However, Hoe said that when the EU-Vietnam Free Trade Agreement becomes effective in 2020, Vietnamese shrimp will see a brighter future in the European market. He advised domestic exporters to be well prepared to take advantage of the deal.

In the US market, anti-dumping issues are forecast to remain the major problem along with competition in price from India.

At the same time, trading methods in the Chinese market may be changed, thus Vietnamese firms should be prepared for the adjustment, said Hoe.

He noted that export revenue of tra fish is expected to stay stable at over 2 billion USD, which is short of the target of 2.4 billion USD for the whole year, while seafood is forecast to reach a record 3.6 billion USD.

Hoe also predicted that a target of 10 billion USD in aquatic export revenue is feasible for 2020. He said that shrimp prices in 2020 will face fewer difficulties from competition.

VASEP has also forecast that tra fish exports to the EU will increase by 20-35 percent in 2019.

Last year, tra fish exports to the EU bounced back after declining from 2010 to 2017.

From January 1 to May 15 this year, tra fish exports to the EU reached 105.2 million USD, up 31.5 percent against the same period of 2018.

The growth was largely attributed to four markets, namely the Netherlands, the UK, Germany and Belgium.

From the beginning of the year to mid-May, tra fish exports to the Netherlands rose by 12.2 percent, the UK 59.4 percent, Germany 61.6 percent and Belgium 63.8 percent.

In the period, tra fish was listed among the most popular white fish in Europe, making up 9 percent of the region’s white fish market. Each year, the EU consumes nearly 3 million tonnes of white fish, 89 percent of which is imported.

In the near future, with tax advantages from the EU-Vietnam Free Trade Agreement (EVFTA), tra fish exports to the EU are expected to see positive growth.

Demand for tra fish imports from central and eastern European countries is also increasing. A large proportion of tra fish imported by the Netherlands and Germany has been shipped to central and eastern European nations which do not have big import ports.

Tra fish products labeled by the Aquaculture Stewardship Council (ASC) are likely to be favoured in the European market.
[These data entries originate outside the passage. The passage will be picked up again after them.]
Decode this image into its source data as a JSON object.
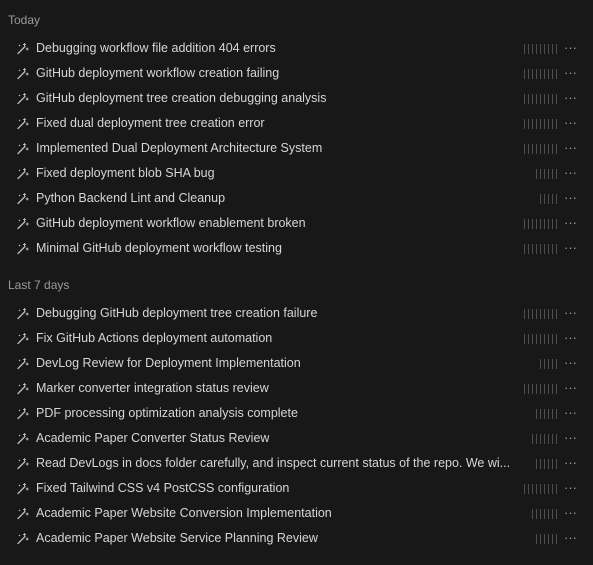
{
  "sections": [
    {
      "label": "Today",
      "items": [
        {
          "title": "Debugging workflow file addition 404 errors",
          "ticks": 9
        },
        {
          "title": "GitHub deployment workflow creation failing",
          "ticks": 9
        },
        {
          "title": "GitHub deployment tree creation debugging analysis",
          "ticks": 9
        },
        {
          "title": "Fixed dual deployment tree creation error",
          "ticks": 9
        },
        {
          "title": "Implemented Dual Deployment Architecture System",
          "ticks": 9
        },
        {
          "title": "Fixed deployment blob SHA bug",
          "ticks": 6
        },
        {
          "title": "Python Backend Lint and Cleanup",
          "ticks": 5
        },
        {
          "title": "GitHub deployment workflow enablement broken",
          "ticks": 9
        },
        {
          "title": "Minimal GitHub deployment workflow testing",
          "ticks": 9
        }
      ]
    },
    {
      "label": "Last 7 days",
      "items": [
        {
          "title": "Debugging GitHub deployment tree creation failure",
          "ticks": 9
        },
        {
          "title": "Fix GitHub Actions deployment automation",
          "ticks": 9
        },
        {
          "title": "DevLog Review for Deployment Implementation",
          "ticks": 5
        },
        {
          "title": "Marker converter integration status review",
          "ticks": 9
        },
        {
          "title": "PDF processing optimization analysis complete",
          "ticks": 6
        },
        {
          "title": "Academic Paper Converter Status Review",
          "ticks": 7
        },
        {
          "title": "Read DevLogs in docs folder carefully, and inspect current status of the repo. We wi...",
          "ticks": 6
        },
        {
          "title": "Fixed Tailwind CSS v4 PostCSS configuration",
          "ticks": 9
        },
        {
          "title": "Academic Paper Website Conversion Implementation",
          "ticks": 7
        },
        {
          "title": "Academic Paper Website Service Planning Review",
          "ticks": 6
        }
      ]
    }
  ],
  "more_glyph": "···",
  "icon": "magic-wand-icon",
  "colors": {
    "background": "#181818",
    "text": "#d6d6d6",
    "section_label": "#9a9a9a",
    "tick": "#4e4e4e"
  }
}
To secure a firm foothold in the market, the tra fish sector needs to strengthen the management and control of food quality and safety, experts suggested./.